How to teach your children good financial management skills

Written by Frank Wampamba, Financial Adviser

With almost three-quarters of Britons struggling with basic financial literacy, we often come across clients who don’t know much about managing their money.

While a financial adviser can help you overcome difficulties, everyone would benefit from some good financial education, starting from a young age.

By teaching your children the basics about money, you’ll put them in a great position once they start earning and developing financial commitments.

There’s certainly no ‘set age’ to start talking to your children about money, as every child is different in terms of development and maturity. However, as finance professionals, we’d recommend the earlier the better!

Schools don’t teach your children the value of money

Unfortunately, we tend to find that schools do not cover much at all when it comes to managing finances. Most institutions don’t teach important topics such as bank accounts, taxes, bills and mortgages, and if they do, it tends to be in very little detail. This often leads to many teenagers not actually knowing how their parents manage and maintain their family home, and the associated costs of becoming a financially independent adult.

By talking openly about money with your children from a young age, they will learn to be more responsible – learning to plan how to use it, and why it is so important to know its value. It’s also vital for them to understand how it can be difficult to obtain money, and therefore to spend it wisely, using it on things that are important – the ‘needs’ first, rather than the ‘wants’.

It doesn’t have to be complicated

A great way to teach your children more about money is to use life events such as their birthday or Christmas time – as many children don’t know what it actually involves and the sacrifices made for them to receive their presents.

If your child receives a monetary gift for their birthday, why not encourage them to set up a junior bank account to deposit their money into and save up? This then provides a great opportunity to simply explain what banks are and how they work, whilst making it an exciting experience. By turning it into a fun trip out to set up an account, your child is more likely to be engaged and learn.

There are many choices when it comes to junior savings accounts, which all allow you to have different levels of control over your child’s spending – allowing you to relax or take control, as needed. Our list below includes some great articles, reviewing the top junior bank accounts currently on the market.

Not sure where to start? Here are some ideas

It can be difficult to know how to begin when it comes to learning about money, as there are a lot of different aspects to becoming a financially responsible individual. We’d recommend starting as simple as you can, and then as your child gets older and more mature, you can chat about more complex topics.

Here’s a list of ideas to help you:

Where money comes from, and how it is earned

The importance of saving money and earning interest

Using pocket money as a way to teach saving

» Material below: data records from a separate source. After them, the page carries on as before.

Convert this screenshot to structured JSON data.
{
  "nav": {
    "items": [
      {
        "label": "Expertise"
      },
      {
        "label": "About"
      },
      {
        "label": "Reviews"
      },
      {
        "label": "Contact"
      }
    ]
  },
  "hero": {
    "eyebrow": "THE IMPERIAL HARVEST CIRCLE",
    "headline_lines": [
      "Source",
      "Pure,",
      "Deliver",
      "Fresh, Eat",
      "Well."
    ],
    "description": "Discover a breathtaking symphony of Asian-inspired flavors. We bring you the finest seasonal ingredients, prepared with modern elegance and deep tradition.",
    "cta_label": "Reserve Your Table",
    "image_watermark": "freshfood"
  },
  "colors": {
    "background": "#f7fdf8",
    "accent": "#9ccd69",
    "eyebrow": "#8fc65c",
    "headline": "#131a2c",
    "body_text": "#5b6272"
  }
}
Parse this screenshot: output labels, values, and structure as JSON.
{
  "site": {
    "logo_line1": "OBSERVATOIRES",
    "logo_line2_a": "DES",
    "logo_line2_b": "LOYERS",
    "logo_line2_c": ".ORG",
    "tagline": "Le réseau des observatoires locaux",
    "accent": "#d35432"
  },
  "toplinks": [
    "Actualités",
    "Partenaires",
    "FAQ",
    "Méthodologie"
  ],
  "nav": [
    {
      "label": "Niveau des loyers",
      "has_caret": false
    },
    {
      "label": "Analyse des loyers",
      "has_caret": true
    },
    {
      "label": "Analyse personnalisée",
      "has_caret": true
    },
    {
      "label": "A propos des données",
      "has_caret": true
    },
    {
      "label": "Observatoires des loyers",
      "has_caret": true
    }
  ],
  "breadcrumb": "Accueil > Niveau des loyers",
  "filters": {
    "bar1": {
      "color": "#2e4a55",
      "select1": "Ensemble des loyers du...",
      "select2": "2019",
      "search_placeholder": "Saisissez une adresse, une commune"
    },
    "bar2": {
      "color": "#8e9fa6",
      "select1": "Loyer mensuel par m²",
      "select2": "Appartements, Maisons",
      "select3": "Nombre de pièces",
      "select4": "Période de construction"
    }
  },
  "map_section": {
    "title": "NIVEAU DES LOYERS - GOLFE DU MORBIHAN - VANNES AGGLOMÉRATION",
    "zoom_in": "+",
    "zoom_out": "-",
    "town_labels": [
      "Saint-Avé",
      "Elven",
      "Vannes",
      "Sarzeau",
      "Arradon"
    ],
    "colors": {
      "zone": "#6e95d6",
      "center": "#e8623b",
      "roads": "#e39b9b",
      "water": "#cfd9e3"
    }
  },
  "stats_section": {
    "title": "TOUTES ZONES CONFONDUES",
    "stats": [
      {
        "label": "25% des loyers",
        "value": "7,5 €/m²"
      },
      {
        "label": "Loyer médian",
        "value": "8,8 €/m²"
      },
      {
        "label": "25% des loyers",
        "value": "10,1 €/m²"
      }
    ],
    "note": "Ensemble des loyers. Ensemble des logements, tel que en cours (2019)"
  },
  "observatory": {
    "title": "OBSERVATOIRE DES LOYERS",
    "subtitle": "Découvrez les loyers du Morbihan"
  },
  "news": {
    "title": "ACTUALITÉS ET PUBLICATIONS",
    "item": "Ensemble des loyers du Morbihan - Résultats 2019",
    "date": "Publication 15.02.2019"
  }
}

Allow your children to ‘earn’ – give them chores with monetary rewards

Allow them to make decisions about spending their money, and learn from them (maybe those expensive trainers weren’t worth it after all…)

Write a list of costs and ask them to categorise into ‘needs’ and ‘wants’

Using electronic money, by setting up a monitored bank account

Teaching them about debt and credit cards

Do budgeting exercises. For example, go to the supermarket and give them a budget to spend on dinner!

Explain more about how to buy a house, and how a mortgage works

What tax is, and why we have to pay it

Encourage part-time jobs when they reach the required age

Use the 50/30/20 rule for money – 50% to be spent on needs, 30% on wants and 20% to be saved

Online resources are a great tool to help

Here are some great online resources that can help you and your child to learn:

12 way to teach your children about money, Barclays

Teaching kids about money, The Times

Best junior stocks & shares ISAs, The Times

Top children’s savings accounts, Money Saving Expert

Best children’s bank accounts 2023, Which?

Online resources are fantastic, and a great place to start – however, we’d also recommend getting in touch with our knowledgeable team of advisers for some additional, more personalised advice.

Contact us today to find out more about how we can help you and your family.